Central Florida polls close; Those in line still alowed to vote

Updated:

Loading
FLORIDA —

Elections officials said anyone in line when the polls closed at 7 p.m. local time would be allowed to vote Tuesday.

State officials said more than 4.5 million people have already voted in Florida, by mail or in person.  Officials said 43 percent of those voters were Democrats and 39 percent were Republicans.

Florida is poised to play a crucial role in picking America's next president. Florida has 29 electoral votes in Tuesday's election, and President Barack Obama and Republican Mitt Romney have worked hard for them.

At the University of Central Florida campus, it took some voters stood in line for more than three hours.

Sydney Solyn is ovting for the first time and said she’s happy to do so.

“I definitely want to do my part and vote and you know, I don't care how long it takes,” she said. “This is an important thing to do.”

WFTV found a lot of the students waiting in a line were first-time voters.

“I just turned 18, and this is a big step for me, for my first time voting,” said student Rebecca Jadooram. “I really wanted to be the one to say my vote counted.”

Channel 9’s Daralene Jones said the lines were moving extremely slow, only a few steps every 15 minutes.

Channel 9's Mark Joyella spent part of Tuesday at the Rosement Community Center in Pine Hills, a site with one of the longest wait times reported.

Part of the issue was a ballot scanner, officials said. At the precinct, the voting machine got jammed, which caused an absolute gridlock early Tuesday morning.

"The voters are skeptical when the machines go down," said Supervisor of Elections, Bill Cowles. "We've had some machine problems.
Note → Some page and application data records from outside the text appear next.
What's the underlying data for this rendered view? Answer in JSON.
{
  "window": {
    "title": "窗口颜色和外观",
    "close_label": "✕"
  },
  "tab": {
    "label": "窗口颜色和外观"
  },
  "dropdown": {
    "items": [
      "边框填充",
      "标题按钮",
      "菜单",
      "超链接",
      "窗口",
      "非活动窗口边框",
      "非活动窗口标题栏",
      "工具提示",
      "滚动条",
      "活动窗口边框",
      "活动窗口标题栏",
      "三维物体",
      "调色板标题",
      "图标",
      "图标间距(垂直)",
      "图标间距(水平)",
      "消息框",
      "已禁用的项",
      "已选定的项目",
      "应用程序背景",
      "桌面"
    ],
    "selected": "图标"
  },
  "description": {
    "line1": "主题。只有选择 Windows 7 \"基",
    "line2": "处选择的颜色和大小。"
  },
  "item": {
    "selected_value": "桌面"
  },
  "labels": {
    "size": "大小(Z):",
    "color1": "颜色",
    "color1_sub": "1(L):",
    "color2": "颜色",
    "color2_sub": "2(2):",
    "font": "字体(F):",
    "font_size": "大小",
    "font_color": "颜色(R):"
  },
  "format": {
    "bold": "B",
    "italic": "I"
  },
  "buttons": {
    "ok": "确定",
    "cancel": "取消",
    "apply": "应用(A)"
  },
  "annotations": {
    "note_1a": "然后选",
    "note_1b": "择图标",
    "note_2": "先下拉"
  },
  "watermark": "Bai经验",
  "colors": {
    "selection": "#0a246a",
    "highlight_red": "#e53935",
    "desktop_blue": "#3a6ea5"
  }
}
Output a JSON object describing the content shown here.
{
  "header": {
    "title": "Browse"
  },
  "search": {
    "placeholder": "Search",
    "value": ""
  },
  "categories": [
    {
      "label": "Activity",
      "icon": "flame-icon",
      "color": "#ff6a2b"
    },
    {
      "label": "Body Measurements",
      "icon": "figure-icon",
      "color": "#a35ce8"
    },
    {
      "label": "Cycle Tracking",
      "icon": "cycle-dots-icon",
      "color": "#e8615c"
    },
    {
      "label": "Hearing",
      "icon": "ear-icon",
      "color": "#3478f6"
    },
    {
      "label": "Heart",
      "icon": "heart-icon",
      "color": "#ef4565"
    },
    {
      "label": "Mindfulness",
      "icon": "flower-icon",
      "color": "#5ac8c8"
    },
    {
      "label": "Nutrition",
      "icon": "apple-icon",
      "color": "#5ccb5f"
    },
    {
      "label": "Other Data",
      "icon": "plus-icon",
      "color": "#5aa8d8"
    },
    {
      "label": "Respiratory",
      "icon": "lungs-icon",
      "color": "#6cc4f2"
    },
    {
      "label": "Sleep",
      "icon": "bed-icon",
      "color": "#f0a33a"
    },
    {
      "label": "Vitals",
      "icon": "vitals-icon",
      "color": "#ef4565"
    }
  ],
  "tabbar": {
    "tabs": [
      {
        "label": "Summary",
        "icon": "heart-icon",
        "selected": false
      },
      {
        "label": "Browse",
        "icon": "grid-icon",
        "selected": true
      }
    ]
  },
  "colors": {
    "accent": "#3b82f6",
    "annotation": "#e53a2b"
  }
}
There are not enough machines in there, tabulators. When one of the machines stops working properly, gets stuck, there are no options. The line stops."

Cowles said the combination of a three-page ballot and big turnout simply overwhelmed voting machines.

"I have now deployed every piece of equipment that Orange County owns out to these precincts," said Cowles. "The other part is these machines were never built for three ballots per voter."

The backups forced some voters to wait in line for more than 3 1/2 hours.

But despite the hang-ups, glitches and long waits, there were few reports of voters who decided not to vote, and turnout is climbing toward 70 percent.

Property tax relief, a repeal of Florida's ban on public funding for churches and other religious organizations and new limits on abortion rights are among 11 proposed state constitutional amendments that voters are facing.

Other high-profile constitutional proposals on Tuesday's ballot would cap the growth of state revenue and give the Legislature greater control over Florida's court system.

Another would prohibit the state from requiring people to obtain health insurance.

However, it won't affect a federal mandate that's part of Obama's health care overhaul, which has been upheld by the U.S. Supreme Court.

All of the amendments required 60 percent approval and were placed on the ballot by the Republican-controlled Legislature.

Most would advance the GOP's low-tax, small government agenda. Meanwhile, Romney is heading to Ohio and Pennsylvania on Election Day for a last-minute flurry of campaigning before the polls close. Romney's campaign has confirmed that the Republican presidential nominee will make two stops Tuesday -- in Cleveland and Pittsburgh.

The move comes as somewhat of a surprise as Romney was scheduled to wrap his campaign with a late-night rally Monday in New Hampshire. Romney and Obama are aggressively fighting to win Ohio.

Recent polls give Obama a narrow lead in the battleground state. Romney began making a significant play for Pennsylvania last week.

The last time the state voted for a Republican presidential candidate was 1988. Obama has turned over his re-election prospects to the voters.

Obama closed down his campaign late Monday with a nostalgia-filled rally in Iowa, the state that jump-started his first presidential bid. He'll spend Election Day in his hometown of Chicago, making his last appeals to voters in satellite interviews rather than a final flurry of campaign rallies.

"It all comes down to you," Obama told supporters in Des Moines on Monday. "It's out of my hands now. It's in yours."

The president heads into Election Day about even with Romney in national polls.